## Work item
Set down every entry once more, character for character.

== Task material

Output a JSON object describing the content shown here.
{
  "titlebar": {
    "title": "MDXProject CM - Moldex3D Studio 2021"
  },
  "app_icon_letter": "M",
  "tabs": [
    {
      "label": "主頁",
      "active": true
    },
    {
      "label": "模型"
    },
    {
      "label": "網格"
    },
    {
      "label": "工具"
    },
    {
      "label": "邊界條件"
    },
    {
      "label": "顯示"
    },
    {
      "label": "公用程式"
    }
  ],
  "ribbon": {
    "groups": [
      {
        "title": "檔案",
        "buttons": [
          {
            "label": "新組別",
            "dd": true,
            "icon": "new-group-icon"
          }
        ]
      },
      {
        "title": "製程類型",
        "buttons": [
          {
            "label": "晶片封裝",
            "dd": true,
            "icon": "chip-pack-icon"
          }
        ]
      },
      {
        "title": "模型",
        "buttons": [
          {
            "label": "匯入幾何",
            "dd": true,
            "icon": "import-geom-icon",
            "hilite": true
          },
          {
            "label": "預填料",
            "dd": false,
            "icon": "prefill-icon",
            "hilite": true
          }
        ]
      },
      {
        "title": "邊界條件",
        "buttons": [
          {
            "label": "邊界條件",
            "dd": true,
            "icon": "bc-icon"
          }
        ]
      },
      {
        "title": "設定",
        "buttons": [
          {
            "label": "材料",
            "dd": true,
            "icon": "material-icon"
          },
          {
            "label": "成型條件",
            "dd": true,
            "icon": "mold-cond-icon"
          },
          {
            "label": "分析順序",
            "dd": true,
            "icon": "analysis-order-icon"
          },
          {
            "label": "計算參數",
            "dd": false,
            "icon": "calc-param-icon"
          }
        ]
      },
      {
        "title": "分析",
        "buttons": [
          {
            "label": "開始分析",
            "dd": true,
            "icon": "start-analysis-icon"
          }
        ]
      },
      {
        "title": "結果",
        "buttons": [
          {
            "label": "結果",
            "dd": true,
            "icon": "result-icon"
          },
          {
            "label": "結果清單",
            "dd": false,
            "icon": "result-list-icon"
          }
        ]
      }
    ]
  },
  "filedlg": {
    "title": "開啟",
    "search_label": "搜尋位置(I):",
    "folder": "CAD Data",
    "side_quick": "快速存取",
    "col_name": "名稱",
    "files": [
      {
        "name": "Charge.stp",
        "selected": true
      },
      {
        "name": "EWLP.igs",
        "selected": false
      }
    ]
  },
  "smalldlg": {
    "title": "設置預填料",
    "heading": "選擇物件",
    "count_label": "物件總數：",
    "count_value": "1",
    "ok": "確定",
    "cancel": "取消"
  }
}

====

## Written solution
Output a JSON object describing the content shown here.
{
  "titlebar": {
    "title": "MDXProject CM - Moldex3D Studio 2021"
  },
  "app_icon_letter": "M",
  "tabs": [
    {
      "label": "主頁",
      "active": true
    },
    {
      "label": "模型"
    },
    {
      "label": "網格"
    },
    {
      "label": "工具"
    },
    {
      "label": "邊界條件"
    },
    {
      "label": "顯示"
    },
    {
      "label": "公用程式"
    }
  ],
  "ribbon": {
    "groups": [
      {
        "title": "檔案",
        "buttons": [
          {
            "label": "新組別",
            "dd": true,
            "icon": "new-group-icon"
          }
        ]
      },
      {
        "title": "製程類型",
        "buttons": [
          {
            "label": "晶片封裝",
            "dd": true,
            "icon": "chip-pack-icon"
          }
        ]
      },
      {
        "title": "模型",
        "buttons": [
          {
            "label": "匯入幾何",
            "dd": true,
            "icon": "import-geom-icon",
            "hilite": true
          },
          {
            "label": "預填料",
            "dd": false,
            "icon": "prefill-icon",
            "hilite": true
          }
        ]
      },
      {
        "title": "邊界條件",
        "buttons": [
          {
            "label": "邊界條件",
            "dd": true,
            "icon": "bc-icon"
          }
        ]
      },
      {
        "title": "設定",
        "buttons": [
          {
            "label": "材料",
            "dd": true,
            "icon": "material-icon"
          },
          {
            "label": "成型條件",
            "dd": true,
            "icon": "mold-cond-icon"
          },
          {
            "label": "分析順序",
            "dd": true,
            "icon": "analysis-order-icon"
          },
          {
            "label": "計算參數",
            "dd": false,
            "icon": "calc-param-icon"
          }
        ]
      },
      {
        "title": "分析",
        "buttons": [
          {
            "label": "開始分析",
            "dd": true,
            "icon": "start-analysis-icon"
          }
        ]
      },
      {
        "title": "結果",
        "buttons": [
          {
            "label": "結果",
            "dd": true,
            "icon": "result-icon"
          },
          {
            "label": "結果清單",
            "dd": false,
            "icon": "result-list-icon"
          }
        ]
      }
    ]
  },
  "filedlg": {
    "title": "開啟",
    "search_label": "搜尋位置(I):",
    "folder": "CAD Data",
    "side_quick": "快速存取",
    "col_name": "名稱",
    "files": [
      {
        "name": "Charge.stp",
        "selected": true
      },
      {
        "name": "EWLP.igs",
        "selected": false
      }
    ]
  },
  "smalldlg": {
    "title": "設置預填料",
    "heading": "選擇物件",
    "count_label": "物件總數：",
    "count_value": "1",
    "ok": "確定",
    "cancel": "取消"
  }
}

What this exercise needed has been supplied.